- The problem -
Would you please repeat the data that follows, exactly as it reads?

- Material supplied -
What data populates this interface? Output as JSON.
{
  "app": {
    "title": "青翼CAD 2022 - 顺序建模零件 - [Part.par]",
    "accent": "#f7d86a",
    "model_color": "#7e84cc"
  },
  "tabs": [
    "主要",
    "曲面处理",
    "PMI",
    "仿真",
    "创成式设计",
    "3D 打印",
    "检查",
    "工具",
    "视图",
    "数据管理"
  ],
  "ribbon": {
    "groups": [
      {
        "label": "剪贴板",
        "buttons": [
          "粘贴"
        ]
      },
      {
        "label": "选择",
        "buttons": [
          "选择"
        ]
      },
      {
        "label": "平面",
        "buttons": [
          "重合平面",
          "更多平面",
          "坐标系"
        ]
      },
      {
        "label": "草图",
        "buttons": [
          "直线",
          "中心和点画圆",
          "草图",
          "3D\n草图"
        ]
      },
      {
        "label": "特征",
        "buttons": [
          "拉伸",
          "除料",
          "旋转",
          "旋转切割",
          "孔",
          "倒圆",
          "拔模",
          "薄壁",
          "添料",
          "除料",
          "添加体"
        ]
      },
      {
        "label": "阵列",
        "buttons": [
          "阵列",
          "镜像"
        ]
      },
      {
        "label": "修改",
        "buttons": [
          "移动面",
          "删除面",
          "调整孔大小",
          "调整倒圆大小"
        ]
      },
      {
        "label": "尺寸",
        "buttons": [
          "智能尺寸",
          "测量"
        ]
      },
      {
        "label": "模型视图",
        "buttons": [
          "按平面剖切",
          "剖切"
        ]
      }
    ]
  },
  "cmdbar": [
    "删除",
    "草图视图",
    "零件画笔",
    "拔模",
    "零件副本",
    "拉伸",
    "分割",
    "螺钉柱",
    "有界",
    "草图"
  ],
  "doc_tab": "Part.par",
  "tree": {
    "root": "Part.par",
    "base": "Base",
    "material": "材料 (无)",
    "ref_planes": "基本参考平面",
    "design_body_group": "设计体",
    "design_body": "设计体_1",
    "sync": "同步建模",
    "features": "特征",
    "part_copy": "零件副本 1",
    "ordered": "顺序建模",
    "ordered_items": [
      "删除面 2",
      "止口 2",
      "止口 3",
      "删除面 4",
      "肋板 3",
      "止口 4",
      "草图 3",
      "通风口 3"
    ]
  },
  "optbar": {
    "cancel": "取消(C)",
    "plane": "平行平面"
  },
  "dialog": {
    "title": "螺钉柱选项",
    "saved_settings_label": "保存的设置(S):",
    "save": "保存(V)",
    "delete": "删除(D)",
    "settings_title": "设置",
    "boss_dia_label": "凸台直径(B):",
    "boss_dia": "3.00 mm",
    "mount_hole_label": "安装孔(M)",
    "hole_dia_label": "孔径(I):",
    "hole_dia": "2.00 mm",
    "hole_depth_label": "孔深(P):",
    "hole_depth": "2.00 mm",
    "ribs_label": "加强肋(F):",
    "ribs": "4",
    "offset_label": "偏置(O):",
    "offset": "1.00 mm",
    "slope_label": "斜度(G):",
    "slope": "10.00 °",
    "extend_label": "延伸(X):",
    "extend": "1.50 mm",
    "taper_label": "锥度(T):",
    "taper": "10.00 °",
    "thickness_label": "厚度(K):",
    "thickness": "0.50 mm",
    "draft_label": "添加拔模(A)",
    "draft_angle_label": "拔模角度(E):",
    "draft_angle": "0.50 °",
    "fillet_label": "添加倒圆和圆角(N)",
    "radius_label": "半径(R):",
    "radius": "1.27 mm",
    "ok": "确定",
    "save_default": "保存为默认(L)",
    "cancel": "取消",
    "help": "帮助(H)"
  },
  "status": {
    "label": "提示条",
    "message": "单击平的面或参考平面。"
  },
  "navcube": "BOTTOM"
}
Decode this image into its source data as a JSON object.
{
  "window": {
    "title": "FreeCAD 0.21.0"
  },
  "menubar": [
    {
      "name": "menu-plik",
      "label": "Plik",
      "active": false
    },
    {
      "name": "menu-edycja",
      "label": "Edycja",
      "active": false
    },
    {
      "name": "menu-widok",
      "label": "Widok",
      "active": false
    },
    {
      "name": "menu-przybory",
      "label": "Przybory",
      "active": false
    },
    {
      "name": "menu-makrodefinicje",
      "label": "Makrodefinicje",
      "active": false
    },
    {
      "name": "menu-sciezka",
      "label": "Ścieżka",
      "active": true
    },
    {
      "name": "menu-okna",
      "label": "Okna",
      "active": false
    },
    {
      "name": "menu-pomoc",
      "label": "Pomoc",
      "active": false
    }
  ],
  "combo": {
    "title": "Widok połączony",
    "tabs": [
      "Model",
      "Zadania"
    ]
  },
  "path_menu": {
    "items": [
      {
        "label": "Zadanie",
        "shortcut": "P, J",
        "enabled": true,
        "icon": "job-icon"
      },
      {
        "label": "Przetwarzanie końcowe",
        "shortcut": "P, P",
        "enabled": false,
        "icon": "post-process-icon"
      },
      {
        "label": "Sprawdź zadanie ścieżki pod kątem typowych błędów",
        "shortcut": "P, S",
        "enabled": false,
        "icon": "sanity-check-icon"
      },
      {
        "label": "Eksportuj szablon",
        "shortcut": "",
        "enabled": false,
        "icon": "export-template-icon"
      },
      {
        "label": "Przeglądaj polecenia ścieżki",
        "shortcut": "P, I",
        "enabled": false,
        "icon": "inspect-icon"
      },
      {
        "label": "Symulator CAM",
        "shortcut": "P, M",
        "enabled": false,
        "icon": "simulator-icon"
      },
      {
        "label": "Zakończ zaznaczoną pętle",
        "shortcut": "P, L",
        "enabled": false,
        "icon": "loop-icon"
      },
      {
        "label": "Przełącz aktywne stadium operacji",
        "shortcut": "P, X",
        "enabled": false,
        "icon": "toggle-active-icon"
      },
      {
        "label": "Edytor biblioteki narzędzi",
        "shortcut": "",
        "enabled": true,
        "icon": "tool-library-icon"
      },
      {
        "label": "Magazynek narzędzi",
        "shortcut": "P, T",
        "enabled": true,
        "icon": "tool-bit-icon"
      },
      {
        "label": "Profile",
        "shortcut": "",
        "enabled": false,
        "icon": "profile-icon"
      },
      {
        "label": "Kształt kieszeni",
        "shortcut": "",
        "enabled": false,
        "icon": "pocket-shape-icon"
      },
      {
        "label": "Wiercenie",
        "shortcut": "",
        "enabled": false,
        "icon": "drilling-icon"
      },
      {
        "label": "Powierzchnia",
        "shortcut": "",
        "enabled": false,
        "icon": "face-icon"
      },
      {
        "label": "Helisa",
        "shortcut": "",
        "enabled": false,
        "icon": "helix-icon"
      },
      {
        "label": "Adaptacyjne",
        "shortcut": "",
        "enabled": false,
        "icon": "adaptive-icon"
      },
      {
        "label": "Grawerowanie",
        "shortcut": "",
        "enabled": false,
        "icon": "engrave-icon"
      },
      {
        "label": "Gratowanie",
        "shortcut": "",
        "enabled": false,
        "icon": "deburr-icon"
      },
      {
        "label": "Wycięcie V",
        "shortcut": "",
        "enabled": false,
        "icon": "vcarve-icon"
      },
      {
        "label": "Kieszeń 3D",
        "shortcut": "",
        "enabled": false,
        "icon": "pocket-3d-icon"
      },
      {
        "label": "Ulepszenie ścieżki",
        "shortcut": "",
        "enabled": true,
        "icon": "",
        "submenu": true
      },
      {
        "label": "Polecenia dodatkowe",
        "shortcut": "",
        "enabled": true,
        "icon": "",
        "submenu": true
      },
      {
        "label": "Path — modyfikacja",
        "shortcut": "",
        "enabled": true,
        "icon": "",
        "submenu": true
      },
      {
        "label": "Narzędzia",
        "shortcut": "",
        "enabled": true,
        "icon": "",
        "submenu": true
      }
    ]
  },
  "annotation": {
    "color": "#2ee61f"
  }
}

- Output below -
What data populates this interface? Output as JSON.
{
  "app": {
    "title": "青翼CAD 2022 - 顺序建模零件 - [Part.par]",
    "accent": "#f7d86a",
    "model_color": "#7e84cc"
  },
  "tabs": [
    "主要",
    "曲面处理",
    "PMI",
    "仿真",
    "创成式设计",
    "3D 打印",
    "检查",
    "工具",
    "视图",
    "数据管理"
  ],
  "ribbon": {
    "groups": [
      {
        "label": "剪贴板",
        "buttons": [
          "粘贴"
        ]
      },
      {
        "label": "选择",
        "buttons": [
          "选择"
        ]
      },
      {
        "label": "平面",
        "buttons": [
          "重合平面",
          "更多平面",
          "坐标系"
        ]
      },
      {
        "label": "草图",
        "buttons": [
          "直线",
          "中心和点画圆",
          "草图",
          "3D\n草图"
        ]
      },
      {
        "label": "特征",
        "buttons": [
          "拉伸",
          "除料",
          "旋转",
          "旋转切割",
          "孔",
          "倒圆",
          "拔模",
          "薄壁",
          "添料",
          "除料",
          "添加体"
        ]
      },
      {
        "label": "阵列",
        "buttons": [
          "阵列",
          "镜像"
        ]
      },
      {
        "label": "修改",
        "buttons": [
          "移动面",
          "删除面",
          "调整孔大小",
          "调整倒圆大小"
        ]
      },
      {
        "label": "尺寸",
        "buttons": [
          "智能尺寸",
          "测量"
        ]
      },
      {
        "label": "模型视图",
        "buttons": [
          "按平面剖切",
          "剖切"
        ]
      }
    ]
  },
  "cmdbar": [
    "删除",
    "草图视图",
    "零件画笔",
    "拔模",
    "零件副本",
    "拉伸",
    "分割",
    "螺钉柱",
    "有界",
    "草图"
  ],
  "doc_tab": "Part.par",
  "tree": {
    "root": "Part.par",
    "base": "Base",
    "material": "材料 (无)",
    "ref_planes": "基本参考平面",
    "design_body_group": "设计体",
    "design_body": "设计体_1",
    "sync": "同步建模",
    "features": "特征",
    "part_copy": "零件副本 1",
    "ordered": "顺序建模",
    "ordered_items": [
      "删除面 2",
      "止口 2",
      "止口 3",
      "删除面 4",
      "肋板 3",
      "止口 4",
      "草图 3",
      "通风口 3"
    ]
  },
  "optbar": {
    "cancel": "取消(C)",
    "plane": "平行平面"
  },
  "dialog": {
    "title": "螺钉柱选项",
    "saved_settings_label": "保存的设置(S):",
    "save": "保存(V)",
    "delete": "删除(D)",
    "settings_title": "设置",
    "boss_dia_label": "凸台直径(B):",
    "boss_dia": "3.00 mm",
    "mount_hole_label": "安装孔(M)",
    "hole_dia_label": "孔径(I):",
    "hole_dia": "2.00 mm",
    "hole_depth_label": "孔深(P):",
    "hole_depth": "2.00 mm",
    "ribs_label": "加强肋(F):",
    "ribs": "4",
    "offset_label": "偏置(O):",
    "offset": "1.00 mm",
    "slope_label": "斜度(G):",
    "slope": "10.00 °",
    "extend_label": "延伸(X):",
    "extend": "1.50 mm",
    "taper_label": "锥度(T):",
    "taper": "10.00 °",
    "thickness_label": "厚度(K):",
    "thickness": "0.50 mm",
    "draft_label": "添加拔模(A)",
    "draft_angle_label": "拔模角度(E):",
    "draft_angle": "0.50 °",
    "fillet_label": "添加倒圆和圆角(N)",
    "radius_label": "半径(R):",
    "radius": "1.27 mm",
    "ok": "确定",
    "save_default": "保存为默认(L)",
    "cancel": "取消",
    "help": "帮助(H)"
  },
  "status": {
    "label": "提示条",
    "message": "单击平的面或参考平面。"
  },
  "navcube": "BOTTOM"
}
Decode this image into its source data as a JSON object.
{
  "window": {
    "title": "FreeCAD 0.21.0"
  },
  "menubar": [
    {
      "name": "menu-plik",
      "label": "Plik",
      "active": false
    },
    {
      "name": "menu-edycja",
      "label": "Edycja",
      "active": false
    },
    {
      "name": "menu-widok",
      "label": "Widok",
      "active": false
    },
    {
      "name": "menu-przybory",
      "label": "Przybory",
      "active": false
    },
    {
      "name": "menu-makrodefinicje",
      "label": "Makrodefinicje",
      "active": false
    },
    {
      "name": "menu-sciezka",
      "label": "Ścieżka",
      "active": true
    },
    {
      "name": "menu-okna",
      "label": "Okna",
      "active": false
    },
    {
      "name": "menu-pomoc",
      "label": "Pomoc",
      "active": false
    }
  ],
  "combo": {
    "title": "Widok połączony",
    "tabs": [
      "Model",
      "Zadania"
    ]
  },
  "path_menu": {
    "items": [
      {
        "label": "Zadanie",
        "shortcut": "P, J",
        "enabled": true,
        "icon": "job-icon"
      },
      {
        "label": "Przetwarzanie końcowe",
        "shortcut": "P, P",
        "enabled": false,
        "icon": "post-process-icon"
      },
      {
        "label": "Sprawdź zadanie ścieżki pod kątem typowych błędów",
        "shortcut": "P, S",
        "enabled": false,
        "icon": "sanity-check-icon"
      },
      {
        "label": "Eksportuj szablon",
        "shortcut": "",
        "enabled": false,
        "icon": "export-template-icon"
      },
      {
        "label": "Przeglądaj polecenia ścieżki",
        "shortcut": "P, I",
        "enabled": false,
        "icon": "inspect-icon"
      },
      {
        "label": "Symulator CAM",
        "shortcut": "P, M",
        "enabled": false,
        "icon": "simulator-icon"
      },
      {
        "label": "Zakończ zaznaczoną pętle",
        "shortcut": "P, L",
        "enabled": false,
        "icon": "loop-icon"
      },
      {
        "label": "Przełącz aktywne stadium operacji",
        "shortcut": "P, X",
        "enabled": false,
        "icon": "toggle-active-icon"
      },
      {
        "label": "Edytor biblioteki narzędzi",
        "shortcut": "",
        "enabled": true,
        "icon": "tool-library-icon"
      },
      {
        "label": "Magazynek narzędzi",
        "shortcut": "P, T",
        "enabled": true,
        "icon": "tool-bit-icon"
      },
      {
        "label": "Profile",
        "shortcut": "",
        "enabled": false,
        "icon": "profile-icon"
      },
      {
        "label": "Kształt kieszeni",
        "shortcut": "",
        "enabled": false,
        "icon": "pocket-shape-icon"
      },
      {
        "label": "Wiercenie",
        "shortcut": "",
        "enabled": false,
        "icon": "drilling-icon"
      },
      {
        "label": "Powierzchnia",
        "shortcut": "",
        "enabled": false,
        "icon": "face-icon"
      },
      {
        "label": "Helisa",
        "shortcut": "",
        "enabled": false,
        "icon": "helix-icon"
      },
      {
        "label": "Adaptacyjne",
        "shortcut": "",
        "enabled": false,
        "icon": "adaptive-icon"
      },
      {
        "label": "Grawerowanie",
        "shortcut": "",
        "enabled": false,
        "icon": "engrave-icon"
      },
      {
        "label": "Gratowanie",
        "shortcut": "",
        "enabled": false,
        "icon": "deburr-icon"
      },
      {
        "label": "Wycięcie V",
        "shortcut": "",
        "enabled": false,
        "icon": "vcarve-icon"
      },
      {
        "label": "Kieszeń 3D",
        "shortcut": "",
        "enabled": false,
        "icon": "pocket-3d-icon"
      },
      {
        "label": "Ulepszenie ścieżki",
        "shortcut": "",
        "enabled": true,
        "icon": "",
        "submenu": true
      },
      {
        "label": "Polecenia dodatkowe",
        "shortcut": "",
        "enabled": true,
        "icon": "",
        "submenu": true
      },
      {
        "label": "Path — modyfikacja",
        "shortcut": "",
        "enabled": true,
        "icon": "",
        "submenu": true
      },
      {
        "label": "Narzędzia",
        "shortcut": "",
        "enabled": true,
        "icon": "",
        "submenu": true
      }
    ]
  },
  "annotation": {
    "color": "#2ee61f"
  }
}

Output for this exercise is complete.